“It’s not easy to dissect this evening,” she said. “I don’t think it means that in a referendum on climate, Canadians don’t care about climate action. I think it means in this election campaign that the Liberals were able to use the scare tactic that a vote for the Conservatives was actually a vote against climate action.”
May had tried to position her party as the only one that could be trusted to take meaningful action. Her platform said that climate change should be dealt with as if it were the Second World War.
“This is a pivotal point in history,” May wrote in the platform’s preamble. “When confronted with an overwhelming challenge, it is human nature to want to avoid thinking about it … The problem is that we cannot pretend the climate threat away.”
Canadians do say they want action.

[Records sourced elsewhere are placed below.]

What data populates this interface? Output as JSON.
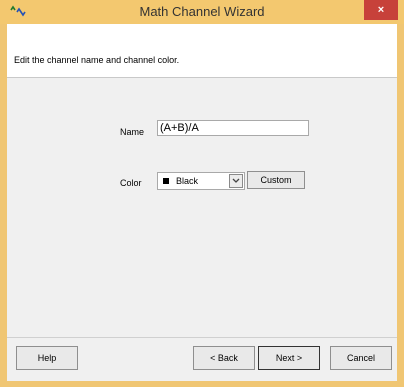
{
  "window": {
    "title": "Math Channel Wizard",
    "close_label": "×"
  },
  "header": {
    "instruction": "Edit the channel name and channel color."
  },
  "form": {
    "name_label": "Name",
    "name_value": "(A+B)/A",
    "color_label": "Color",
    "color_selected": "Black",
    "color_swatch_hex": "#000000",
    "custom_button": "Custom"
  },
  "footer": {
    "help": "Help",
    "back": "< Back",
    "next": "Next >",
    "cancel": "Cancel"
  },
  "colors": {
    "titlebar": "#f3c86f",
    "close": "#c7413a",
    "client": "#f0f0f0"
  }
}
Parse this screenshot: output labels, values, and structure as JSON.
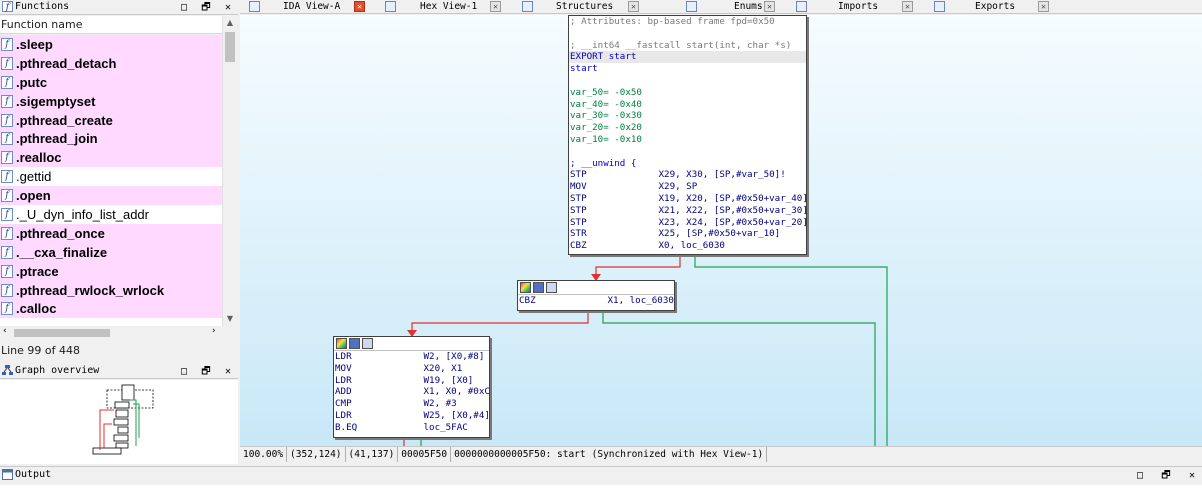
{
  "functions_panel": {
    "title": "Functions",
    "column_header": "Function name",
    "items": [
      {
        "name": ".sleep",
        "bold": true
      },
      {
        "name": ".pthread_detach",
        "bold": true
      },
      {
        "name": ".putc",
        "bold": true
      },
      {
        "name": ".sigemptyset",
        "bold": true
      },
      {
        "name": ".pthread_create",
        "bold": true
      },
      {
        "name": ".pthread_join",
        "bold": true
      },
      {
        "name": ".realloc",
        "bold": true
      },
      {
        "name": ".gettid",
        "bold": false
      },
      {
        "name": ".open",
        "bold": true
      },
      {
        "name": "._U_dyn_info_list_addr",
        "bold": false
      },
      {
        "name": ".pthread_once",
        "bold": true
      },
      {
        "name": ".__cxa_finalize",
        "bold": true
      },
      {
        "name": ".ptrace",
        "bold": true
      },
      {
        "name": ".pthread_rwlock_wrlock",
        "bold": true
      },
      {
        "name": ".calloc",
        "bold": true
      }
    ],
    "line_count": "Line 99 of 448",
    "highlight_color": "#ffd9ff"
  },
  "graph_overview": {
    "title": "Graph overview"
  },
  "window_buttons": {
    "minimize": "□",
    "float": "🗗",
    "close": "✕"
  },
  "tabs": [
    {
      "label": "IDA View-A",
      "icon": "graph-icon",
      "close_red": true
    },
    {
      "label": "Hex View-1",
      "icon": "hex-icon",
      "close_red": false
    },
    {
      "label": "Structures",
      "icon": "struct-icon",
      "close_red": false
    },
    {
      "label": "Enums",
      "icon": "enum-icon",
      "close_red": false
    },
    {
      "label": "Imports",
      "icon": "imports-icon",
      "close_red": false
    },
    {
      "label": "Exports",
      "icon": "exports-icon",
      "close_red": false
    }
  ],
  "blocks": {
    "start": {
      "lines": [
        {
          "t": "; Attributes: bp-based frame fpd=0x50",
          "c": "com"
        },
        {
          "t": "",
          "c": ""
        },
        {
          "t": "; __int64 __fastcall start(int, char *s)",
          "c": "com"
        },
        {
          "t": "EXPORT start",
          "c": "kw",
          "hl": true
        },
        {
          "t": "start",
          "c": "kw"
        },
        {
          "t": "",
          "c": ""
        },
        {
          "t": "var_50= -0x50",
          "c": "var"
        },
        {
          "t": "var_40= -0x40",
          "c": "var"
        },
        {
          "t": "var_30= -0x30",
          "c": "var"
        },
        {
          "t": "var_20= -0x20",
          "c": "var"
        },
        {
          "t": "var_10= -0x10",
          "c": "var"
        },
        {
          "t": "",
          "c": ""
        },
        {
          "t": "; __unwind {",
          "c": "kw"
        },
        {
          "t": "STP             X29, X30, [SP,#var_50]!",
          "c": "mn"
        },
        {
          "t": "MOV             X29, SP",
          "c": "mn"
        },
        {
          "t": "STP             X19, X20, [SP,#0x50+var_40]",
          "c": "mn"
        },
        {
          "t": "STP             X21, X22, [SP,#0x50+var_30]",
          "c": "mn"
        },
        {
          "t": "STP             X23, X24, [SP,#0x50+var_20]",
          "c": "mn"
        },
        {
          "t": "STR             X25, [SP,#0x50+var_10]",
          "c": "mn"
        },
        {
          "t": "CBZ             X0, loc_6030",
          "c": "mn"
        }
      ]
    },
    "cbz_block": {
      "lines": [
        {
          "t": "CBZ             X1, loc_6030",
          "c": "mn"
        }
      ]
    },
    "ldr_block": {
      "lines": [
        {
          "t": "LDR             W2, [X0,#8]",
          "c": "mn"
        },
        {
          "t": "MOV             X20, X1",
          "c": "mn"
        },
        {
          "t": "LDR             W19, [X0]",
          "c": "mn"
        },
        {
          "t": "ADD             X1, X0, #0xC",
          "c": "mn"
        },
        {
          "t": "CMP             W2, #3",
          "c": "mn"
        },
        {
          "t": "LDR             W25, [X0,#4]",
          "c": "mn"
        },
        {
          "t": "B.EQ            loc_5FAC",
          "c": "mn"
        }
      ]
    }
  },
  "status": {
    "zoom": "100.00%",
    "pos1": "(352,124)",
    "pos2": "(41,137)",
    "offset": "00005F50",
    "address_info": "0000000000005F50: start",
    "sync": "(Synchronized with Hex View-1)"
  },
  "output_panel": {
    "title": "Output"
  },
  "colors": {
    "edge_false": "#e03030",
    "edge_true": "#20a050",
    "canvas_top": "#f6fcff",
    "canvas_bottom": "#c8e8f7"
  }
}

One poll found that almost 30 per cent considered it the single most important issue during this election. Hundreds of thousands skipped school and work to flood the streets for global climate “strikes” this summer.
But that didn’t translate into many concrete gains for May’s party in Monday night’s results.
Instead, the Greens got one thing they were hoping for: a minority government. With only 157 seats, Justin Trudeau’s Liberals will need support from other parties to hold the confidence of the House and to pass any legislation.
May had said pointedly during the English-language debate that that was something she wanted.
“Please God, you don’t get a majority,” she said to Trudeau.
WATCH: ‘Please God, You Don’t Get A Majority’: May To Trudeau
Minority governments are better for citizens, according to Andrew Weaver, leader of the B.C. Green party. He was handed the balance of power in B.C.’s legislature in 2017 when neither the Liberals nor the NDP won enough seats for a majority.
“I think the B.C. NDP would agree governance has been better because we’ve been forced to work together,” he told HuffPost Canada in an interview last week.
May said her new caucus of three will hold the other parties accountable for their climate change promises. She said she hopes that the Liberals, now “in a more vulnerable position,” might consider changes to their emissions reduction targets and to how Parliament functions.
“I guess the phrase really is, ‘holding the feet to the fire,’” she said. “There will be crispy toes.”